Thursday, April 16, 2015
Quasi director or just the boss?
Liable or not? The answer depends on all the facts and circumstances.
If a legal entity (an NV or BV comes to mind) becomes bankrupt, any director (according to its Articles) becomes jointly and severally liable for the deficit of the bankrupt's estate if it is apparent that there has been improper management and it is plausible that this was a major cause of the bankruptcy.
The Act provides that a person who (during the relevant period) determined or co-determined the policy of the legal entity as if he was a director is considered equivalent to a director. This is also called a quasi director. For instance, someone comes to mind who by giving instructions, either with or without authorization, enforces a certain policy with some regularity: he should also be considered as a policymaker. A political party or a minister who (quite dominantly) exerts pressure on a management board to take certain decisions also comes to mind. Therefore under certain circumstances they can also be considered as equivalent to a director and therefore be liable as such.
There was a case in the Netherlands whereby a person (we call him here A) was appointed as an interim manager, but not as a director under the Articles of Association.
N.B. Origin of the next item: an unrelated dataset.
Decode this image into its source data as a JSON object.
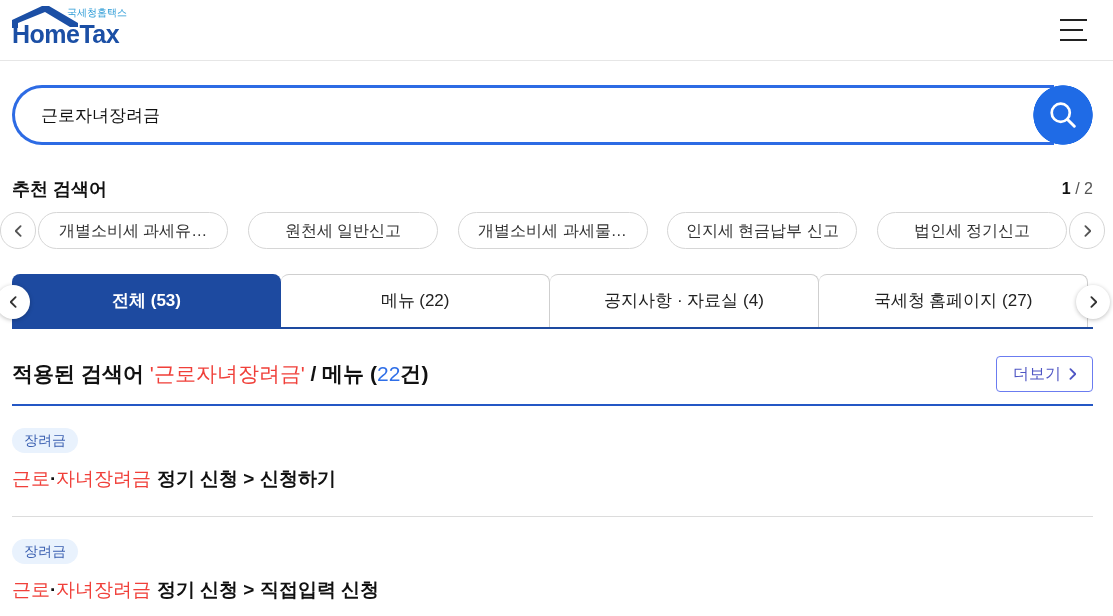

He was presented to the personnel as the "new boss". And he interfered with everything involved in the day-to-day affairs of this business. When the business went bankrupt the bankruptcy trustee not only held the director under the Articles of Association liable but also this interim manager. One of the reproaches was that the accounts were not in order and this leads, in short, to the presumption that (also with regard to the rest) there was apparent improper management and to the presumption that the improper management was a major cause of the bankruptcy.
The District Court held A liable but in appeal the claim of the bankruptcy trustee was rejected by the Appeal Court Arnhem-Leeuwarden on 17 February 2015 (ECLI:NL:GHARL:2015:1091). Both parties had many witnesses examined.
According to the Appeal Court the image emerges from these statements that A temporarily conducted the management of the actual operations in the business, as a manager/interim manager to keep the director under the Articles of Association (we will call him B) "out of the wind", and that A was the contact for the personnel as "the boss", whereas B in actual fact did not interfere much in the business but kept an eye on the state of affairs behind the scenes, took major decisions, consulted the accountant and the banks and determined the broad policy.
Although A had the title of general director and was involved in all kinds of things, according to the Appeal Court it had not become manifest that A determined the policy with regard to the personnel, the suppliers and the financial operations of the business. A was there to organize things (as B stated), but policy in the business was still ultimately determined and decided by B himself (the director under the Articles of Association). According to the Appeal Court insufficient facts had become manifest to justify the conclusion that A determined or co-determined the policy of the business as if he was the director. Therefore the claim of the bankruptcy trustee was rejected.
This case demonstrates once again that whether it can be said that someone has so much influence on the policy that it can be considered as equivalent to a director under the Articles of Association depends on the (often many) facts and circumstances. This is no different in the Caribbean part of the Kingdom.